In many African countries, homophobia is a large issue. Homosexuality is thought to be “un-African,” something that Western culture is forcing on the populations, and some countries even have laws in place to suppress it. In honor of Pride Month, here is some literature that tackles the experiences of the LGBTQ community in Africa. These novels, memoirs, and anthologies mainly come out of Nigeria and South Africa.
The Lives of Great Men: Living and Loving as an African Gay Man by Chike Frankie Edozien
This is Nigeria’s first memoir about LGBTQ life. The Lives of Great Men details Edozien’s experience growing up in Nigeria as a gay man and his encounters with his other queer friends. Having traveled within and outside of the continent, and now living in New York and working as a reporter, Edozien tackles the legal climate for gay men and women on the African continent, the impact homophobic American evangelical pastors are having in many countries, and the intersection of that with political populism.
One of the most interesting ideas presented in the work is his change in perception of his queer friends who decided to engage in heterosexual marriages. Having judged them when he was younger as being dishonest, he now recognizes the different views on marriage in Africa and that many people do not marry for love. He recognizes that often gay men in Nigeria will have wives as well as male lovers on the side.
The memoir has been awarded the Lambda Literary Award in the Gay Memoir/Biography category this year at the 30th Lambda Literary Awards. Edozien is also a professor of journalism at New York University and has been awarded the university’s Martin Luther King, Jr Faculty Award for excellence in teaching, community building, social justice advocacy and leadership.
Under the Udala Trees by Chinelo Okaparanta
Under the Udala Trees is work of historical fiction which tells the story of the Ijeoma, a young girl who is sent away by her mother during a civil war in Nigeria, when her father is killed during an air raid. She becomes the servant of a grammar-school teacher and his wife. There, Ijeoma meets and falls in love with a girl named Amina, who has been separated from her family in the northern part of the country, and convinces the couple to take Amina in as another housekeeper.

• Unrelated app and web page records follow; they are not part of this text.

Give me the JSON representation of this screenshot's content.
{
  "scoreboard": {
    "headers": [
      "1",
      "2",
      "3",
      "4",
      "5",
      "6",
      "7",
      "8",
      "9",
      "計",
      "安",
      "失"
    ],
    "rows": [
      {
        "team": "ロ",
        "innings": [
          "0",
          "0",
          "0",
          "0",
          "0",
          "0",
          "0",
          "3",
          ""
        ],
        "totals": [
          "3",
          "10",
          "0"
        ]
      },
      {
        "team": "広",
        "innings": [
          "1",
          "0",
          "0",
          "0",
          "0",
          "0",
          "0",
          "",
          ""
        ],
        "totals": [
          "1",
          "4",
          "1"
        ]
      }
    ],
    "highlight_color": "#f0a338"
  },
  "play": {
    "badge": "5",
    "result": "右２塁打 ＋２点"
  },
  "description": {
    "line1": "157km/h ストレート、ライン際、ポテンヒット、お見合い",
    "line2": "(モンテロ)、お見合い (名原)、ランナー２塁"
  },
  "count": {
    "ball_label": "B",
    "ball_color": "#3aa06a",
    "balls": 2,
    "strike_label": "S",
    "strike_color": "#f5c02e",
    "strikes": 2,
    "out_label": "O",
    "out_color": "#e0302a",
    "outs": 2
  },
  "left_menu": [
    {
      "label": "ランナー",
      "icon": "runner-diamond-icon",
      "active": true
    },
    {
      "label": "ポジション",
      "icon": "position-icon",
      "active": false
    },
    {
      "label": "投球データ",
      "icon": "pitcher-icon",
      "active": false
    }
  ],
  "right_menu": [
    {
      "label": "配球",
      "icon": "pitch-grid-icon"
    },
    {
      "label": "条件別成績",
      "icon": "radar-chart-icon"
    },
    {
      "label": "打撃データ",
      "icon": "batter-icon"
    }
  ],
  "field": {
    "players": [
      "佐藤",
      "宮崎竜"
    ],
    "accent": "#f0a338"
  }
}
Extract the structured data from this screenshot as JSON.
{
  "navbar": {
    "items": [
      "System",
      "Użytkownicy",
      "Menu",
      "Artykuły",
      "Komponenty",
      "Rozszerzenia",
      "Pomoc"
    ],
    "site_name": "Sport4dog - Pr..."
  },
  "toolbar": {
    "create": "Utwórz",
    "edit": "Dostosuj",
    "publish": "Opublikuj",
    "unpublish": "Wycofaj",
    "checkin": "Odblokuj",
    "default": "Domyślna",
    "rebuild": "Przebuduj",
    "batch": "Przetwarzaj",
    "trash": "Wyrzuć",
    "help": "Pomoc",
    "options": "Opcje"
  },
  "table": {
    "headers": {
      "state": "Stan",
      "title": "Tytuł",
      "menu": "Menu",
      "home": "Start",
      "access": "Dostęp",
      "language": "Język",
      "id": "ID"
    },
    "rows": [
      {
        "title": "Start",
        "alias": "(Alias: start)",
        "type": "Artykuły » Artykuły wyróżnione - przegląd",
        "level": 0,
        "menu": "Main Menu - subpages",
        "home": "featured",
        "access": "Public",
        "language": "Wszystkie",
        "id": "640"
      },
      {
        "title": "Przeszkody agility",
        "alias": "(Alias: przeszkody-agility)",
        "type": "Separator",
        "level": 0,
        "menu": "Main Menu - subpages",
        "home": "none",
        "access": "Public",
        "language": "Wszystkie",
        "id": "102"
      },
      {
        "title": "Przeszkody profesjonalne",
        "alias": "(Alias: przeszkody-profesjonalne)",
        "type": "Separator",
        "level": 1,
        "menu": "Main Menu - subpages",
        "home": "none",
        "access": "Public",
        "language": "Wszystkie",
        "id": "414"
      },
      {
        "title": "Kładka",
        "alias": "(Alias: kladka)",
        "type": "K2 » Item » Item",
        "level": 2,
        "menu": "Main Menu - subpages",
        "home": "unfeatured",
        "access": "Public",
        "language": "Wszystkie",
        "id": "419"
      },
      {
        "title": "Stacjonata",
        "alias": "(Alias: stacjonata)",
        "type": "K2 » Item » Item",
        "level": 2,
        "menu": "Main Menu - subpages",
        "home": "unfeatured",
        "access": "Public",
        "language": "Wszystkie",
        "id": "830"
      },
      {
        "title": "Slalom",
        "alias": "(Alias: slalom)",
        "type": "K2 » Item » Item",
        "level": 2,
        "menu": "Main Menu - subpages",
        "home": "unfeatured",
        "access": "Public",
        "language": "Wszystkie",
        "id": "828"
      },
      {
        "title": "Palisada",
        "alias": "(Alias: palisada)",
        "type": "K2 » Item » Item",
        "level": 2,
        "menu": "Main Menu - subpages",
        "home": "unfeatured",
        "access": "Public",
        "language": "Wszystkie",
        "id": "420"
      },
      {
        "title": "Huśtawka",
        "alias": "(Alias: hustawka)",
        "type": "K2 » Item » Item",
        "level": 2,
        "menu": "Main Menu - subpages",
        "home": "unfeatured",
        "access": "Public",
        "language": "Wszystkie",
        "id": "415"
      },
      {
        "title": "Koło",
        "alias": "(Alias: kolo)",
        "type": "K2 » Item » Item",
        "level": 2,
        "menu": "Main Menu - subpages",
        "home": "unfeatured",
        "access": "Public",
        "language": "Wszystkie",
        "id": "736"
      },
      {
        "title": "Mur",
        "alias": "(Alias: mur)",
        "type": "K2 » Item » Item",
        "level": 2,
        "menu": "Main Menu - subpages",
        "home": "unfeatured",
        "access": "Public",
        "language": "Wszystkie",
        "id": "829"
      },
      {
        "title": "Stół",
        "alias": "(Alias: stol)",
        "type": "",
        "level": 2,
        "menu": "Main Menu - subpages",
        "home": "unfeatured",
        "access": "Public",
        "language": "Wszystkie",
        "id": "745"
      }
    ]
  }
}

The novel explores young lesbian love under a society that suppresses it. We watch the girls’ attraction develop as they try to suppress their own desire, deal with ideas of forced marriage, and lose each other to the oppressive society. Okaparanta captures the emotional turmoil of coming out when Ijeoma is forced to explain to her mother what happened after the couple finds out and sends her back home.
“I found myself fading into my thoughts. I imagined myself removed from time and place. Or rather, I imagined myself in a place where nothing had happened in the past and nothing was happening now, and in the future nothing would be the consequence of all the nothings that had come before.”
Okaparanta also has a short-story collection, called Happiness, Like Water, that also features lesbian stories which won the prize for Best Lesbian Fiction in 2014 and was short-listed for the Caine Prize.
Fimí Sílè Forever by Nnanna Ikpo
This fiction novel follows two Yoruba lawyers who are human rights activists fighting for a better Nigeria. Olawale, is bisexual and closeted, while Oluwele, his twin is more evidently homosexual. Olawale has spent most of his adult life protecting and defending his brother but when the Same Sex Marriage (Prohibition) act becomes a law, they and their loved ones are caught in the spotlight.
The novel deals with the political oppression and religious prejudice rampant in Nigeria today while also celebrating the power of love, desire, faith, patriotism, the human rights struggle. It was also short-listed for a Lamba Prize this year in the gay fiction category.
Queer Africa: New and Collected Fiction and Queer Africa 2: New Stories
These two books are anthologies that feature queer stories from all over the African continent and the diaspora, including Kenya, Nigeria, Rwanda, Sierra Leone, Somalia, South Africa, Uganda, and the USA. The first, Queer Africa, was published in the 2013 and internationally acclaimed. It won the 26th Lambda Literary Award for the fiction anthology category and was translated into Spanish. The follow-up, Queer Africa 2, was short-listed this year for the 30Th Lambda Literary Awards.
Both are published by the MaThoko’s Books, part of the Gay and Lesiban Memory in Action (GALA) which is based in Johannesburg. They are edited by Makhosazana Xaba and Karen Martin.
Featured Image via Flickr/John Nakamura Remy